WARNING: Spoiler ahead. I have "inviso-texted" the following paragraph, since it deals with an important plot spoiler. If you would like to read this paragraph, please use your cursor to highlight the text between the asterisks; otherwise, just move on, my friend.
I'm especially interested in the way that Hawthorne treats the character of Arthur Dimmesdale. I remembered from last time that he was Hester's partner in sin, so I didn't experience the shock of figuring that out as I read this time. But Hawthorne drops that information in with such subtle pervasiveness, I had to wonder when I would have realized it if I hadn't already known. There are several subtle clues along the way, and they grow stronger and stronger, until -- without ever saying anything quite explicit -- the conclusion becomes inescapable.
I'm also struck by the simplicity of the story. The plot involves so little -- so few characters, so few twists and turns -- but at the same time it is a deeply complex novel, dealing with deeply complex themes of the human experience.
Oh, and there's also the question of onomastics and reference, which I've been really interested in lately. There is so much characterization that an author can sneak in with this seemingly harmless technique, just by the choice of what to call his characters and what to have his characters call each other. I'd like to do a short paper about this sometime soon, probably using some short stories of James Thurber's. But I've found it very interesting in SL as well -- for example, Chillingworth is almost exclusively referred to as "old Roger Chillingworth". And the narrator so rarely refers to anyone by just their first name, except for Pearl.

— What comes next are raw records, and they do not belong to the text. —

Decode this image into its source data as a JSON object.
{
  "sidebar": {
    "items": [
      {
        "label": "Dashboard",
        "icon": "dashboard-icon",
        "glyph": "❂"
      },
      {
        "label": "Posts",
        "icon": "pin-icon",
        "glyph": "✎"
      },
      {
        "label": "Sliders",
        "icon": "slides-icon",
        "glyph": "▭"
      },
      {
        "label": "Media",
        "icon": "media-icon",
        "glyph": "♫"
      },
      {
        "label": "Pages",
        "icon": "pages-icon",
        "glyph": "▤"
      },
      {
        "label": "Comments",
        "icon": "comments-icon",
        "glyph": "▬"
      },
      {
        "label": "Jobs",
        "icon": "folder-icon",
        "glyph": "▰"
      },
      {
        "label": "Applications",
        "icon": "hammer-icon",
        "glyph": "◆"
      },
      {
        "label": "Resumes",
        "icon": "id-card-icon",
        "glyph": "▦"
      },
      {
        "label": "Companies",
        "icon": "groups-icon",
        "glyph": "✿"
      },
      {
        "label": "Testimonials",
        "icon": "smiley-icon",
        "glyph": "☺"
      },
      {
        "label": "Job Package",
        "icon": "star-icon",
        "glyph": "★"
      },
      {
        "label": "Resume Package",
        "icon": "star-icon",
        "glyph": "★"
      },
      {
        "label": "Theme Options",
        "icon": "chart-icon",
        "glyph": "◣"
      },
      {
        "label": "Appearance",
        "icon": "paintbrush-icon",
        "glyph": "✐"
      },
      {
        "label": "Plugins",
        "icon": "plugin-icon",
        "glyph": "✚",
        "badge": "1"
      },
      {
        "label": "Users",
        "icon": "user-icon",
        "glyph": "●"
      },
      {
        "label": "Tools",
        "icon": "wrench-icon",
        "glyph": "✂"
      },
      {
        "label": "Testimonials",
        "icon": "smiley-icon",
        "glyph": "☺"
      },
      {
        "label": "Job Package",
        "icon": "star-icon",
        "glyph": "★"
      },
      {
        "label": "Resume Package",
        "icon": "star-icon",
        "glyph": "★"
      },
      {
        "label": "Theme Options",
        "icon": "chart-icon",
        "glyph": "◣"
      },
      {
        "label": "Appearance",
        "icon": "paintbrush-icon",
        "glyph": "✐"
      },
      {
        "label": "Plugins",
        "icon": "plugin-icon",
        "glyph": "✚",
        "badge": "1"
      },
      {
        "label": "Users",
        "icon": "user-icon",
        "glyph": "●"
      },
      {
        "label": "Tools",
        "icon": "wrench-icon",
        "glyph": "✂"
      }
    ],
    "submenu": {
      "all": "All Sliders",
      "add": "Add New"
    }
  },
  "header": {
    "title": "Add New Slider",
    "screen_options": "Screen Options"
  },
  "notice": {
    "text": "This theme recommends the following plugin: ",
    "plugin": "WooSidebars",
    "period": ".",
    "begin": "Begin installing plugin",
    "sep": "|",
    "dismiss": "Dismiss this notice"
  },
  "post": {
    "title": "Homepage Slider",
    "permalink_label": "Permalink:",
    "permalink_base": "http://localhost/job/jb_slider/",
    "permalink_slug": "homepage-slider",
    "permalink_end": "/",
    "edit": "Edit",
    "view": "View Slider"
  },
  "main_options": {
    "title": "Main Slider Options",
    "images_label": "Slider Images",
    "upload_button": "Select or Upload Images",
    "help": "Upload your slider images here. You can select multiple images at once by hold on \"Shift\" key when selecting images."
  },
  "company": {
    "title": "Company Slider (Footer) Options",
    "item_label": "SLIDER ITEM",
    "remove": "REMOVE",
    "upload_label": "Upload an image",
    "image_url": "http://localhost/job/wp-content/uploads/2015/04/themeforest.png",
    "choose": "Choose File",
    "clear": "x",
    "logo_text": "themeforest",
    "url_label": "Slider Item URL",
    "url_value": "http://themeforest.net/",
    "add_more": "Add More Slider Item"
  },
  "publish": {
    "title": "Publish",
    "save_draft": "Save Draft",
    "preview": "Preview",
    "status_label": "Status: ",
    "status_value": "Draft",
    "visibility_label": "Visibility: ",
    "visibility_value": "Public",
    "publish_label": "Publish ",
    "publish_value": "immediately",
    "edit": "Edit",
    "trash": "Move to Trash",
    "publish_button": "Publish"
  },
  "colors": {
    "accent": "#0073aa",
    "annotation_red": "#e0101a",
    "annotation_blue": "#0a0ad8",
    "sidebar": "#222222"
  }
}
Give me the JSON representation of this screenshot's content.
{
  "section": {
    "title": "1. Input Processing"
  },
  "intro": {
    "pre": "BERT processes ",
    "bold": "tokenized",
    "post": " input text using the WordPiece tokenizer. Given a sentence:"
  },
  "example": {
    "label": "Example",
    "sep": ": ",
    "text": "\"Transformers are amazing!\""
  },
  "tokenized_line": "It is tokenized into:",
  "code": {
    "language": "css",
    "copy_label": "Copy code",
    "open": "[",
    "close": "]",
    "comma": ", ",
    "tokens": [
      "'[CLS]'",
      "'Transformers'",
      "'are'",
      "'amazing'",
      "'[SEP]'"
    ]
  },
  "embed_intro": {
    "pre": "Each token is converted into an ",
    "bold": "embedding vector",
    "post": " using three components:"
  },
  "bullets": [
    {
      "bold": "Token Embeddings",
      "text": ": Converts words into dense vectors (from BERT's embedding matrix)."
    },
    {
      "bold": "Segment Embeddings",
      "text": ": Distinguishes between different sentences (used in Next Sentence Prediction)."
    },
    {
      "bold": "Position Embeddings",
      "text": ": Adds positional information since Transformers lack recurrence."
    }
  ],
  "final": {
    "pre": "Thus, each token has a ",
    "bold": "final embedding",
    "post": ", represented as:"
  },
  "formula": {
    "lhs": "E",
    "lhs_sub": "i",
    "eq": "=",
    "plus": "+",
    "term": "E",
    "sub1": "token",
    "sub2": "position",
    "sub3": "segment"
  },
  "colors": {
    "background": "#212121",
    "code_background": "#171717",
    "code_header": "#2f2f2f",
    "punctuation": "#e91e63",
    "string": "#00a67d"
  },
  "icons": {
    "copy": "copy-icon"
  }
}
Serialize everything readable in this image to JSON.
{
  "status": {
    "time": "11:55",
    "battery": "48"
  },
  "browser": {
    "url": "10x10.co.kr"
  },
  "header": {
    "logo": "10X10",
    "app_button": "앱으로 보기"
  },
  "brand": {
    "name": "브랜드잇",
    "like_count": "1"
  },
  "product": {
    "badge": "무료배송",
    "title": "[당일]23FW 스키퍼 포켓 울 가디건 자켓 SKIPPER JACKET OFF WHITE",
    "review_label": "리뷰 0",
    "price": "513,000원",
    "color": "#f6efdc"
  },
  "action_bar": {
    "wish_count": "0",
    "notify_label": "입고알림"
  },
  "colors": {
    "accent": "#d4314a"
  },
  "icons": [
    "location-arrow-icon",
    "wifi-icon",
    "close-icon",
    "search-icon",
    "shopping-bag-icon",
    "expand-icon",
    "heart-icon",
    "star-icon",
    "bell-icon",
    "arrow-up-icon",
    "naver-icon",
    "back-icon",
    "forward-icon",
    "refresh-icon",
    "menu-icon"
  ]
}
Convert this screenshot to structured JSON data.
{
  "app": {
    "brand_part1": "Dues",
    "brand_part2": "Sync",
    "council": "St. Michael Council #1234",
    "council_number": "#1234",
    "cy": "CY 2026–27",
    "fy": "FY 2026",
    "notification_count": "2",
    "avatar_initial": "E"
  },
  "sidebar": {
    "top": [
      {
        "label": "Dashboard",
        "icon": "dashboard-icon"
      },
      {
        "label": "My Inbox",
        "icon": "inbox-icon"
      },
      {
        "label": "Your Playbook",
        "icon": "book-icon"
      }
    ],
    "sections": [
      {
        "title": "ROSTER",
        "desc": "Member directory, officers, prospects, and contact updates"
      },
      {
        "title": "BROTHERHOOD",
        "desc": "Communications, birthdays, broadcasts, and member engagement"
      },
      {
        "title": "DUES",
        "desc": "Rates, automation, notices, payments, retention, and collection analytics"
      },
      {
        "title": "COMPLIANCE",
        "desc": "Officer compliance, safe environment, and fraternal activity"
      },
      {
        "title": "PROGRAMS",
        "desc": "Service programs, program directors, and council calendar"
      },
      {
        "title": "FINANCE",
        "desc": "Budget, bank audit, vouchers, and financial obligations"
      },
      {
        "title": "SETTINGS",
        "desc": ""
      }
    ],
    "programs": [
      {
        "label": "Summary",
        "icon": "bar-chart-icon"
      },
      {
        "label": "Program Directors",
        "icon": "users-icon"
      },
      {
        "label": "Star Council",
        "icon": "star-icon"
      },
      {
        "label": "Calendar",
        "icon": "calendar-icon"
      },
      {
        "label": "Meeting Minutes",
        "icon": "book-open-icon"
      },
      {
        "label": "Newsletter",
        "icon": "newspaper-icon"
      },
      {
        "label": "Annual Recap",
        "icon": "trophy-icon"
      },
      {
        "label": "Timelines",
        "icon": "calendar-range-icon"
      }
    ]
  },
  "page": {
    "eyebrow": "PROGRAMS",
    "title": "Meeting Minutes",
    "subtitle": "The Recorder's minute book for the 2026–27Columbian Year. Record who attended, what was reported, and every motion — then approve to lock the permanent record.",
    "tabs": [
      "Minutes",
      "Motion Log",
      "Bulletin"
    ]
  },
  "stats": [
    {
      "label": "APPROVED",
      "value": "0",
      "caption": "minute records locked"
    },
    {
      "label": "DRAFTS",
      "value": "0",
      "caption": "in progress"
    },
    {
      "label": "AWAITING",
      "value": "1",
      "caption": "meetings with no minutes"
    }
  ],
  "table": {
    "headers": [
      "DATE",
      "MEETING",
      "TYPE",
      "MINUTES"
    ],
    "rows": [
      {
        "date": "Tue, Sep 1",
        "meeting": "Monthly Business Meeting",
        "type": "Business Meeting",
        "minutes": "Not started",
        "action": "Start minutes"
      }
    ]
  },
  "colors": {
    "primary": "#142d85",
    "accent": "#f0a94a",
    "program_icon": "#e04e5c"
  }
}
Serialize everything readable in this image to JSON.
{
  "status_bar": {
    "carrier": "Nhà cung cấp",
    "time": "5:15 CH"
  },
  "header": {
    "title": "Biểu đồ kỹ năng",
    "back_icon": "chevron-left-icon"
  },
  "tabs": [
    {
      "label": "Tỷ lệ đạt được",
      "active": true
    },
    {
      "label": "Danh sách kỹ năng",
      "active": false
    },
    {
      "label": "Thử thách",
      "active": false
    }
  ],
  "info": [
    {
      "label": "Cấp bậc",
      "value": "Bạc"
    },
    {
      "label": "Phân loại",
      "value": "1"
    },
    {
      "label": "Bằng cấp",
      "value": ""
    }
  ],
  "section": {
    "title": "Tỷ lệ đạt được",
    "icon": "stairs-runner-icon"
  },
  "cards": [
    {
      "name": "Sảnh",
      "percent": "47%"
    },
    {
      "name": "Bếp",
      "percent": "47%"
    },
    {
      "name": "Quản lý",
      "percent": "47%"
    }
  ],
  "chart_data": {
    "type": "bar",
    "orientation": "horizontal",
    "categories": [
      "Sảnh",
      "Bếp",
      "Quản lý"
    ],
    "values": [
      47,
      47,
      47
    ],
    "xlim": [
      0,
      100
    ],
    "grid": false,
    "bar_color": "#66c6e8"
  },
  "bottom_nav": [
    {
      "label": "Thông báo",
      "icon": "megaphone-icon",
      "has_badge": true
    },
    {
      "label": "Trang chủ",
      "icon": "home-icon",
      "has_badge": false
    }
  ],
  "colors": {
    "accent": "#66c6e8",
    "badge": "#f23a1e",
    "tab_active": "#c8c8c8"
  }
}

We all love to instruct, though we can teach only what is not worth knowing. (20 points)